_What the exercise asks_: What is needed is an exact copy of the records below, with the pictures left out.

_Input for this task_:
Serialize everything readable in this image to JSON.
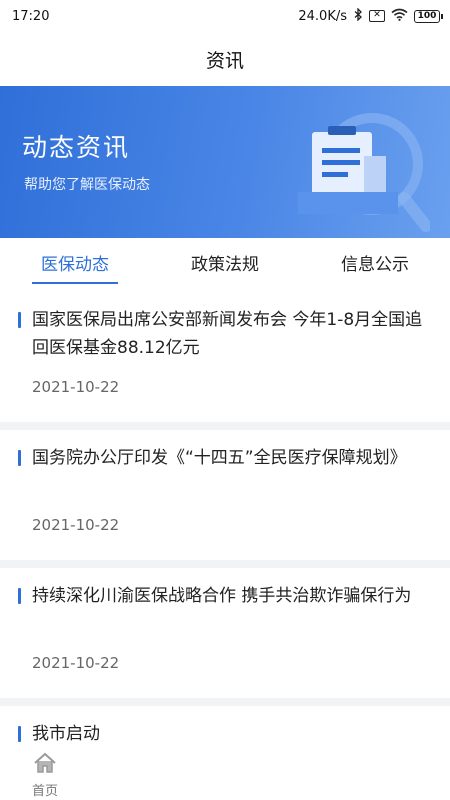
{
  "status_bar": {
    "time": "17:20",
    "net_speed": "24.0K/s",
    "battery_level": "100",
    "icons": [
      "bluetooth-icon",
      "sim-off-icon",
      "wifi-icon",
      "battery-icon"
    ]
  },
  "header": {
    "title": "资讯"
  },
  "banner": {
    "title": "动态资讯",
    "subtitle": "帮助您了解医保动态",
    "colors": {
      "start": "#2f6fd8",
      "end": "#6aa0ee"
    }
  },
  "tabs": [
    {
      "label": "医保动态",
      "active": true
    },
    {
      "label": "政策法规",
      "active": false
    },
    {
      "label": "信息公示",
      "active": false
    }
  ],
  "articles": [
    {
      "title": "国家医保局出席公安部新闻发布会 今年1-8月全国追回医保基金88.12亿元",
      "date": "2021-10-22"
    },
    {
      "title": "国务院办公厅印发《“十四五”全民医疗保障规划》",
      "date": "2021-10-22"
    },
    {
      "title": "持续深化川渝医保战略合作 携手共治欺诈骗保行为",
      "date": "2021-10-22"
    },
    {
      "title": "我市启动",
      "date": ""
    }
  ],
  "bottom_nav": {
    "home_label": "首页",
    "home_icon": "home-icon"
  },
  "accent_color": "#2f6fd8"
}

_Response_:
Serialize everything readable in this image to JSON.
{
  "status_bar": {
    "time": "17:20",
    "net_speed": "24.0K/s",
    "battery_level": "100",
    "icons": [
      "bluetooth-icon",
      "sim-off-icon",
      "wifi-icon",
      "battery-icon"
    ]
  },
  "header": {
    "title": "资讯"
  },
  "banner": {
    "title": "动态资讯",
    "subtitle": "帮助您了解医保动态",
    "colors": {
      "start": "#2f6fd8",
      "end": "#6aa0ee"
    }
  },
  "tabs": [
    {
      "label": "医保动态",
      "active": true
    },
    {
      "label": "政策法规",
      "active": false
    },
    {
      "label": "信息公示",
      "active": false
    }
  ],
  "articles": [
    {
      "title": "国家医保局出席公安部新闻发布会 今年1-8月全国追回医保基金88.12亿元",
      "date": "2021-10-22"
    },
    {
      "title": "国务院办公厅印发《“十四五”全民医疗保障规划》",
      "date": "2021-10-22"
    },
    {
      "title": "持续深化川渝医保战略合作 携手共治欺诈骗保行为",
      "date": "2021-10-22"
    },
    {
      "title": "我市启动",
      "date": ""
    }
  ],
  "bottom_nav": {
    "home_label": "首页",
    "home_icon": "home-icon"
  },
  "accent_color": "#2f6fd8"
}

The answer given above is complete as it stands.